Archive for Smuggling
www.guardian.co.uk 12th December 2010
A united effort by police forces in Cameroon, Gabon, the Republic of Congo, and the Central African Republic (CAR) has broken up a highly organised smuggling ring that transported endangered species abroad. Key dealers were arrested and hundreds of kilos of ivory, turtle shells, and animal skins seized. The effort was orchestrated by the Last Great Ape Organisation, a wild-life enforcement NGO, and signals a new step in cross-border cooperation on the subject of endangered species protection. In Cameroon, three dealers were arrested with 17 turtle shells and a 1,000 African grey parrots destined for Nigeria. A policeman was also arrested in suspicion of receiving bribes of £2,000. In Gabon, 16 dealers were arrested with 150 kg of ivory, worth about £90,000. It is thought to have been headed for China, the largest market for such products. It is the first time ivory dealers have been locked away in the country. In the CAR, 7 leopard skins, 2 lion skins, and over 30 kg of ivory were discovered and one dealer taken into custody. Wildlife preservation in central Africa has been difficult in the past due to poor legislation and weak enforcement. Corruption has also been a big problem with all four of the countries fairing poorly in Transparency International’s monitoring of corruption issues.

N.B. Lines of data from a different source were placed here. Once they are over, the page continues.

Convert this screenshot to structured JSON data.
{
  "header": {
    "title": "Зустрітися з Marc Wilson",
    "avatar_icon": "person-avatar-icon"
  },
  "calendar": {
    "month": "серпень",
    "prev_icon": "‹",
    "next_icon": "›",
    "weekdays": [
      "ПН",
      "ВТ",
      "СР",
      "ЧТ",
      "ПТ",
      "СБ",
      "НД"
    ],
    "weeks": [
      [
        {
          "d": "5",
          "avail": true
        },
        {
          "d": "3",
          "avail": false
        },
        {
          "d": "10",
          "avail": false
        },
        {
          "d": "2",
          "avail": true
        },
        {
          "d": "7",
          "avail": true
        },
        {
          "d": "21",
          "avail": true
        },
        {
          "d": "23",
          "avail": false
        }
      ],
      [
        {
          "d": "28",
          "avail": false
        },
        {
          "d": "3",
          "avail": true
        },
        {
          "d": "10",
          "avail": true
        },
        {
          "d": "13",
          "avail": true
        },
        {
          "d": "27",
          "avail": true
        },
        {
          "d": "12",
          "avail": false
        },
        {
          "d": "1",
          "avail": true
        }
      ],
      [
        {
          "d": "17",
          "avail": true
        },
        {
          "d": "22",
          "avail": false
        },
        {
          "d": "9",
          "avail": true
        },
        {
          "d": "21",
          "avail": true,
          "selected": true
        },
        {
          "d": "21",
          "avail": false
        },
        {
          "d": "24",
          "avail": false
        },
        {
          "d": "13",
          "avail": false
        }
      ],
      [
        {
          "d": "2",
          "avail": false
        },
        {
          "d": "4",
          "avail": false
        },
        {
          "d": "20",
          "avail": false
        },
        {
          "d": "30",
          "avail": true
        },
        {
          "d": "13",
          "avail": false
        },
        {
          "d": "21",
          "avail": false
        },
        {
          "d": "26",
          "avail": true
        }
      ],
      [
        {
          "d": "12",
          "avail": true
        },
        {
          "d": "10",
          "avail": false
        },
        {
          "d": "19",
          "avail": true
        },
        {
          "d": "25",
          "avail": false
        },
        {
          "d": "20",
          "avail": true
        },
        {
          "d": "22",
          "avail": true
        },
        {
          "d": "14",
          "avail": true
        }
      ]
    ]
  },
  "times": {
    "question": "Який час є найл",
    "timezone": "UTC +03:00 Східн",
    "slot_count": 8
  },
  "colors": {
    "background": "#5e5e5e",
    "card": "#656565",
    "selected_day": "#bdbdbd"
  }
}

www.independent.co.uk 1st November 2010
Quoted from source:
‘Five people were arrested and three wild elephants seized as Indian police busted an elephant-smuggling ring in north-eastern Assam, officials said today. Police official PK Dutta said documents seized during the operation showed that the gang had smuggled at least 92 elephants from the north-eastern state to other parts of India over the past five years. Selling elephants is barred under Indian law and even getting permission to move domesticated elephants between states is a lengthy procedure. Nevertheless, authorities say there remains a thriving trade in elephants, with many wealthy landowners in the states of Bihar and Uttar Pradesh buying the animals as status symbols. Authorities said the elephants are usually transported by truck. The smugglers are suspected of colluding with forestry officials, who have checkpoints along the major roads to prevent this type of smuggling. Police investigated the ring after a local conservation group, the Green Heart Nature Club, filed a written complaint last week, Mr Dutta said. After a three-day operation, authorities arrested five people and took custody of the three wild elephants, which did not have the identifying microchip implants required of all domesticated elephants, he said. The group planned to smuggle as many as 10 elephants out in its latest operation, Mr Dutta added. The smugglers regularly captured wild elephants from the forests of Assam, trained them for a year or two, and then claimed they were the offspring of the state’s many domestic elephants, he said. Wildlife authorities in Assam, home to more than 5,000 wild Asiatic elephants, denied the existence of the illegal elephant trade. “We are examining the matter, but I can say there is no smuggling of elephants out of Assam,” said Suresh Chand, the state’s chief wildlife warden.’
Sources: http://www.bbc.co.uk/news 7th September 2010
A wildlife trafficker known as the ‘Lizard King’ has been jailed in Malaysia following his arrest at Kuala Lumpur Airport with 95 boa constrictors in his luggage. The boas, which are an endangered species, shared the suitcase with two Rhinoceros Vipers and a Matamata Turtle. The creatures had originally come from the island state of Penang but Anson Wong, the smuggler, had managed to pass unhindered onto the first flight of his trip. Mr. Wong has now been sentenced to 6 months in jail and a $61,000 fine. The maximum penalty for such a charge is 7 years in jail and a fine of 5 times Mr. Wong’s. Environmentalist groups, including WWF and Traffic Southeast Asia, have complained about the leniency of the sentence.
In 2001, Mr. Wong was convicted of animal smuggling in the US and sentenced to 71 months in jail.